INSTRUCTIONS FOR THE TASK - If a line below contains the string "content", copy it out.
* * *
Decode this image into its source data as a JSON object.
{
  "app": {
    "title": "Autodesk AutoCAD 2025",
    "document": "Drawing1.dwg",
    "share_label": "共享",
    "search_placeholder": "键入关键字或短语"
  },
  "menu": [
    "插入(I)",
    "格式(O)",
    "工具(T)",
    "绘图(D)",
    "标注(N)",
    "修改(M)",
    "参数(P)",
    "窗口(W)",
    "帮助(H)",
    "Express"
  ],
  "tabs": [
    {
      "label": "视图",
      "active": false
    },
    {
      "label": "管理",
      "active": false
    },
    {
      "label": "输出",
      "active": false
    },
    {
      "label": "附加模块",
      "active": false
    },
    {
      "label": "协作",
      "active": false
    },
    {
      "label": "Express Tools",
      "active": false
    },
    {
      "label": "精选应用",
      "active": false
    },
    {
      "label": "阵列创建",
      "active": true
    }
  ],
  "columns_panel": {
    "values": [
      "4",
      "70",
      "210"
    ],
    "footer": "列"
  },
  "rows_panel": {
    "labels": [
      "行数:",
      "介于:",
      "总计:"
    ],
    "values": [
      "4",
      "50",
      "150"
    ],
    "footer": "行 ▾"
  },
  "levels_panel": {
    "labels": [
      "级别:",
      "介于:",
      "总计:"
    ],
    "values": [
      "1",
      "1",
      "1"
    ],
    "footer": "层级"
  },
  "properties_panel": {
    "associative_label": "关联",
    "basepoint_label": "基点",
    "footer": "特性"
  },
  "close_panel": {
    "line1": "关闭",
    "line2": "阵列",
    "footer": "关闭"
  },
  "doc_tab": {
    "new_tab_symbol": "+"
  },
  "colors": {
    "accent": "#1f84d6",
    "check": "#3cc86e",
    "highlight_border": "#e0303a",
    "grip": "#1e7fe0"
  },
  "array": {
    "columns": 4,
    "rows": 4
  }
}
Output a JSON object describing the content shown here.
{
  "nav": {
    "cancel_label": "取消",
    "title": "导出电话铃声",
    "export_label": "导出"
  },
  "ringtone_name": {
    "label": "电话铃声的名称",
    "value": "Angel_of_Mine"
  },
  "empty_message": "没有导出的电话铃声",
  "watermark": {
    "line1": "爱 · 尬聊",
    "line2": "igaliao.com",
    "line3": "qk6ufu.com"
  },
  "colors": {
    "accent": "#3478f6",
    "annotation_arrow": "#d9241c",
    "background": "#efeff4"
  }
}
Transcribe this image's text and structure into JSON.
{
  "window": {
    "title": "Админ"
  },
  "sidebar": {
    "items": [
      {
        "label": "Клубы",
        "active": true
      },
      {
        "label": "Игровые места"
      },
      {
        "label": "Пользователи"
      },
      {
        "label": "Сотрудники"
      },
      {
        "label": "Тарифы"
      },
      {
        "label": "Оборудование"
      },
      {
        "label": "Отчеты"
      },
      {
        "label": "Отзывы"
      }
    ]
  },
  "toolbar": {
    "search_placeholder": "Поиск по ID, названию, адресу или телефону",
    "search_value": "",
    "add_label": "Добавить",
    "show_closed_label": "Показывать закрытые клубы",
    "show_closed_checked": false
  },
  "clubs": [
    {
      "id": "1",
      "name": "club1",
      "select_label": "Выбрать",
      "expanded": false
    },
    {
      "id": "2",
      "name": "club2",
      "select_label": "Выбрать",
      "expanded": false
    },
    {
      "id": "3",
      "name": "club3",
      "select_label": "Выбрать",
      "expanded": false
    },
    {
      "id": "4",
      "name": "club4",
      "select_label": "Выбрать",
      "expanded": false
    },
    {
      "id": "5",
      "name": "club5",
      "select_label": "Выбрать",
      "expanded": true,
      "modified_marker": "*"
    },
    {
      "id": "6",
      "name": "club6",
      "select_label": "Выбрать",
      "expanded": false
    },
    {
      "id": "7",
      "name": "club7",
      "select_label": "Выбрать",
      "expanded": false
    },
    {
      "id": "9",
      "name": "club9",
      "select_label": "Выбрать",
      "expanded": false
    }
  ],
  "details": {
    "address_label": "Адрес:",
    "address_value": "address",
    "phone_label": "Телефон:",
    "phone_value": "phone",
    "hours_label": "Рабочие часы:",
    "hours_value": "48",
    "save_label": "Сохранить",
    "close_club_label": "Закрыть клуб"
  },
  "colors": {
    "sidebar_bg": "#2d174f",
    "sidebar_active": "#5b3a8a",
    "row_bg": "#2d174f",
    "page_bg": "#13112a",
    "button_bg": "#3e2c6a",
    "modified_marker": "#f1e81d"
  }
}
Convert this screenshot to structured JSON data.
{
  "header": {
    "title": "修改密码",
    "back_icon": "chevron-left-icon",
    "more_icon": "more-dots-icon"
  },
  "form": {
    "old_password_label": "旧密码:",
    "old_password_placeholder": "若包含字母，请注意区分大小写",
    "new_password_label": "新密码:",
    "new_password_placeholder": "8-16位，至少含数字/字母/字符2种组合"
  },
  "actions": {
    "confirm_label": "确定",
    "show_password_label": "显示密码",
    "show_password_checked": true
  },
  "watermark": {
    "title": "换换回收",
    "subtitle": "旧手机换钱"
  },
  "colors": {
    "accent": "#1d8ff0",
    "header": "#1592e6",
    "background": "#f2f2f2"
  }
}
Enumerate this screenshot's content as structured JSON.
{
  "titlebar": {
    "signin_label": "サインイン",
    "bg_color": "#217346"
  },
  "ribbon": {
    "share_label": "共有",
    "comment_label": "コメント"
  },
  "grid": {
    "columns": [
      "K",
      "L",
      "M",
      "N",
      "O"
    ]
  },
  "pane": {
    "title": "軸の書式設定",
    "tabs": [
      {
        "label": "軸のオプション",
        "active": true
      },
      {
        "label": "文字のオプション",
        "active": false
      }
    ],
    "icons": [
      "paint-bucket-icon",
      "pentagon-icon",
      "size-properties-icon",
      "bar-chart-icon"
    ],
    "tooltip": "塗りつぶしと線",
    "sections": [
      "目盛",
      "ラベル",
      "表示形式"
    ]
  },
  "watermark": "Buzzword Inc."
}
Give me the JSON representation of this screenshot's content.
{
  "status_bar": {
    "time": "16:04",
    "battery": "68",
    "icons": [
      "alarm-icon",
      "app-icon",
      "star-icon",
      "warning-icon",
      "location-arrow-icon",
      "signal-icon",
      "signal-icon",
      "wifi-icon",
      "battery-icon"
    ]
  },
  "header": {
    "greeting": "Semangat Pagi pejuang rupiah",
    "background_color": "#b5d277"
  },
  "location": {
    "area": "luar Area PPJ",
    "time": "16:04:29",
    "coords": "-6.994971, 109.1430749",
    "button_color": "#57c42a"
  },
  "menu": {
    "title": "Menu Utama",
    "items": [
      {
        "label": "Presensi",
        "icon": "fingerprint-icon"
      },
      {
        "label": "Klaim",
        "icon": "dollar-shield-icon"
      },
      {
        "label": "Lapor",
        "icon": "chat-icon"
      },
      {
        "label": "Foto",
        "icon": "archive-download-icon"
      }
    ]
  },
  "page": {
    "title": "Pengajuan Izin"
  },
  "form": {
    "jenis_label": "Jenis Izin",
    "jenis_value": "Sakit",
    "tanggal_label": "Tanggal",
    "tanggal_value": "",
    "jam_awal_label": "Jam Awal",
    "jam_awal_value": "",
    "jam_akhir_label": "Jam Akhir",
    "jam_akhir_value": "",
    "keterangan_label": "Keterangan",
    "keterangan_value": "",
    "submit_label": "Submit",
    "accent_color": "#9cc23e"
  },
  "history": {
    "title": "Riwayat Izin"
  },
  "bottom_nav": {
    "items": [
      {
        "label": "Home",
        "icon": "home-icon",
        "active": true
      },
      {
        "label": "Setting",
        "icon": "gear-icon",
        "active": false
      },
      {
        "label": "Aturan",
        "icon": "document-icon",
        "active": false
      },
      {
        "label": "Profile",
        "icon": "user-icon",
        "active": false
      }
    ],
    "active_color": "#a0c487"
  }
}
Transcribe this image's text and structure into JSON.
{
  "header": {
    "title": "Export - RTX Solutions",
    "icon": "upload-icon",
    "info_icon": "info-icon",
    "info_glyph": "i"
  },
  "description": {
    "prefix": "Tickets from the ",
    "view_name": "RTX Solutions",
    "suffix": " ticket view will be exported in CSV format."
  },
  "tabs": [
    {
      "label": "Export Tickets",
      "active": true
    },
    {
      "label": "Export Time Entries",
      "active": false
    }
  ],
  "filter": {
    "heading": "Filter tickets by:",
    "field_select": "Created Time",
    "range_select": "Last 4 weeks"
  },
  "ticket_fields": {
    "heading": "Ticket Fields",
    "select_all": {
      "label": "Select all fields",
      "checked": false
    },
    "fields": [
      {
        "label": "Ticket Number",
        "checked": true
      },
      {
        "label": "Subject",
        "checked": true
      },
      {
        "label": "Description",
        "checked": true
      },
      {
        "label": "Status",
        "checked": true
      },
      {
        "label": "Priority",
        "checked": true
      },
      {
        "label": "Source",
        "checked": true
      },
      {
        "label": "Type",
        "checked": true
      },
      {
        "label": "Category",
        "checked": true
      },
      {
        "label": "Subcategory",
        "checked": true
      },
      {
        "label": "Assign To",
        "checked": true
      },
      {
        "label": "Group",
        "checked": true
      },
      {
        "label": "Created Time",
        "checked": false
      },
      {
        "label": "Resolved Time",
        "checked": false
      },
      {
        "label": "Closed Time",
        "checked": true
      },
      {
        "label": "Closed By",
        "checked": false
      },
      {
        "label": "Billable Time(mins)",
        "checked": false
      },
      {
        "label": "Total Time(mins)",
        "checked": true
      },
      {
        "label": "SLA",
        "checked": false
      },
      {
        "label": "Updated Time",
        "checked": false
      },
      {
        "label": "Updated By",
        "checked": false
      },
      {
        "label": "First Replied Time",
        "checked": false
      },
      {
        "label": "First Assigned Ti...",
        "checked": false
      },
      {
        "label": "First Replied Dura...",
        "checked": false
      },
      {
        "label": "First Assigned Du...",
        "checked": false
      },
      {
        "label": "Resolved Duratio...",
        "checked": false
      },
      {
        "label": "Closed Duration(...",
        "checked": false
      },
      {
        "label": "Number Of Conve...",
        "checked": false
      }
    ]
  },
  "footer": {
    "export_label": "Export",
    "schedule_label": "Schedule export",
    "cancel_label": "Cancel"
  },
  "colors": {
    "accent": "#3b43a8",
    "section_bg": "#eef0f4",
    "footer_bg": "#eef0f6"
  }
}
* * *
RESULT OF THIS TASK -
Output a JSON object describing the content shown here.
Enumerate this screenshot's content as structured JSON.
Give me the JSON representation of this screenshot's content.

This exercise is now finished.